A graphic video which showed the abuse of a Ugandan toddler at the hands of Jolly Tumuhirwe , now dubbed “the nanny from hell”, recently made the rounds on social media.
The child’s parents had noticed bruises on their 18-month-old daughter and decided to secretly plant a nanny camera in their home to monitor the maid. The footage showed Tumuhirwe force-feeding, slapping, kicking and stepping on the child. She was arrested and, on Monday this week, pleaded guilty to child torture. The case has been postponed to December 16.
Many people I know could not bear to watch that chilling video. However, the more I read about this story, the more frustrated I got at the reaction – anger, horror, outrage. These are warranted of course, but we don’t seem to be addressing the more important issue here: parental responsibility and childcare options in Africa.
Who put this little girl in the care of someone who obviously is not equipped to do that job? Her parents did. Should the blame then lay partially on them for hiring Jolly? It is also a fact that after the incident, her parents appear to continue to parade their daughter in the media for the whole world to see. When are they are going to realise enough is enough and allow their child to return to a life of normalcy? As a parent, it makes no sense to put my children – no matter their age – through such a public circus.

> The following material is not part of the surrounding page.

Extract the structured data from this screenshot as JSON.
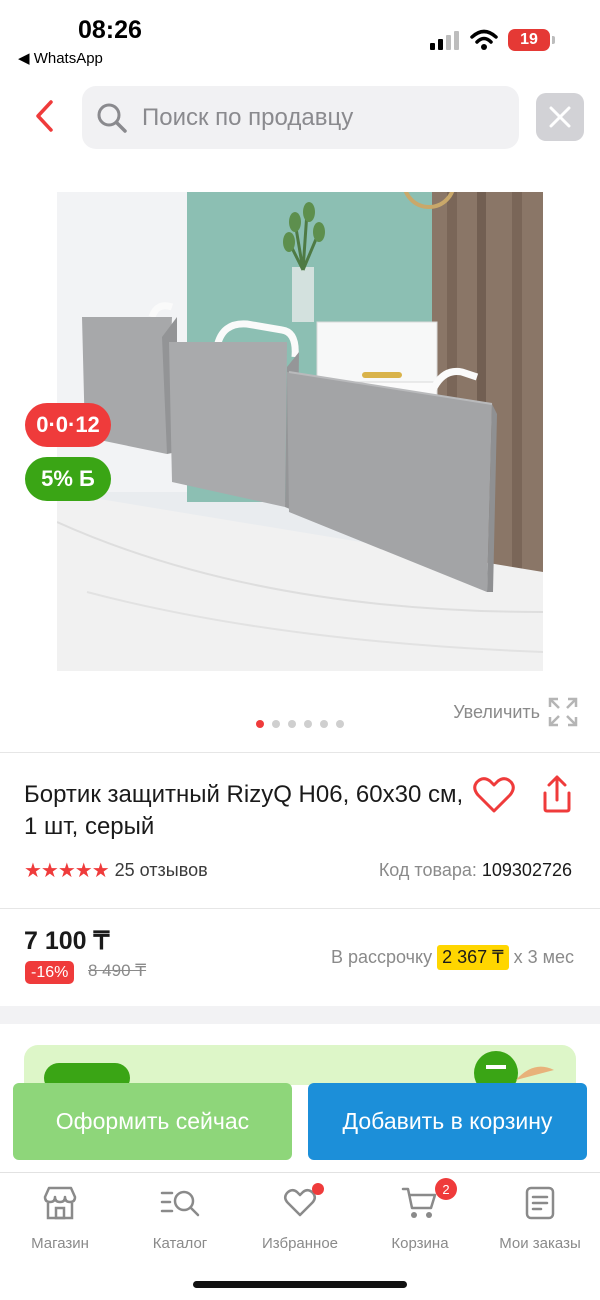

The real issue parents are facing across Africa is inadequate childcare. We have all heard the horror stories from friends and family: the maid who sneaks her boyfriend into the house and makes out with him in front of the child; the maid who neglects to change nappies; or the one who just walks out and disappears, leaving the child alone at home.
Childcare is a huge problem on our continent because it is treated as an informal sector, much like cleaning – merely a maid’s job. Our children deserve much better than that. Recruitment of domestic workers and/or nannies is not monitored and there is no vetting system to establish the suitability of child minders. We need more than just a list of stock questions to ask potential nannies and maids. In the United Kingdom, the Office for Standards in Education, Children’s Services and Skills (Ofsted) is the official inspections and regulatory body for services which care for children and young people, as well as educational establishments. Ofsted monitors child minders, nannies and au pairs who are registered. Although it is not compulsory to register with them, it is highly recommended and accepted as good practice. Parents are encouraged to hire Ofsted registered nannies because of the tax incentives afforded to them; where a proportion of their salary is paid through “salary sacrifice“, thus reducing their childcare costs. Nannies benefit from registration because it raises their professional status and accessibility to job opportunities as they are accepted into a searchable database through Ofsted.
They are also required to complete a paediatric first aid course and a childcare and home safety training course. There are other qualifications such as certificates in food safety and hygiene or two-year diplomas in nanny training.
In places such as the UK, US, Canada and Australia, childcare is very serious business. This, beyond a shadow of doubt, means that very few people are able to afford the actual costs of childcare, especially for children under the age of two. In the UK, childcare options such as child minders, daycare nurseries and nannies set parents back by between £600 to £3000 per month. This is the price most working parents who can afford it have to pay because it is increasingly getting difficult for people to raise families on a single income.
If no adequate childcare service is available, then one parent, often the mother, will have to face the choice of forgoing her career and source of income to stay home to look after the children until they are a little older. That may be a small price to pay considering the alternative of having your baby bashed to a pulp.
I believe African countries should follow suit in regulating childcare service in some way. The introduction of legislation requiring a minimum standard for in-home childcare service providers, plus the requirement for registration through a regulatory body would be a step in the right direction. Pre-established organisations such as the Uganda Child Rights NGO Networks (UCRNN) can assist with the establishment of such legislation if they expand their scope beyond child rights advocacy. The private sector would have a huge role to play in providing services which can screen and facilitate the training of child care workers.
What parents can do is raise their expectations of the people they hire. Requesting a proper CV and references from someone of good standing in the applicant’s community is a good way to filter through and judge the suitability of an applicant. Children are far too precious, so we can not afford to risk placing them into the care of people who would not know the difference between washing dishes and caring for infants.
The steps suggested above are still a far cry from what is required to provide a robust system as they still rely heavily on an informal mechanism for raising childcare standards. Ensuring the safety and well-being of our children starts with us but does not end there. Parents need additional support in order to establish the required standard of childcare. Governments should put proper steps in place so that childcare providers are properly trained – and remunerated. Furthermore, the services required to maintain childcare at a desirable standard widens the opportunity for job creation in the formal economy. Whether or not parents may be concerned about bearing the actual costs, is another matter.
Freedes Em is a working mother of two. She is also an African food writer who churns out recipes and comments on African culture. She is the official African Cuisine expert at About.com and blogs at myburntorange.com.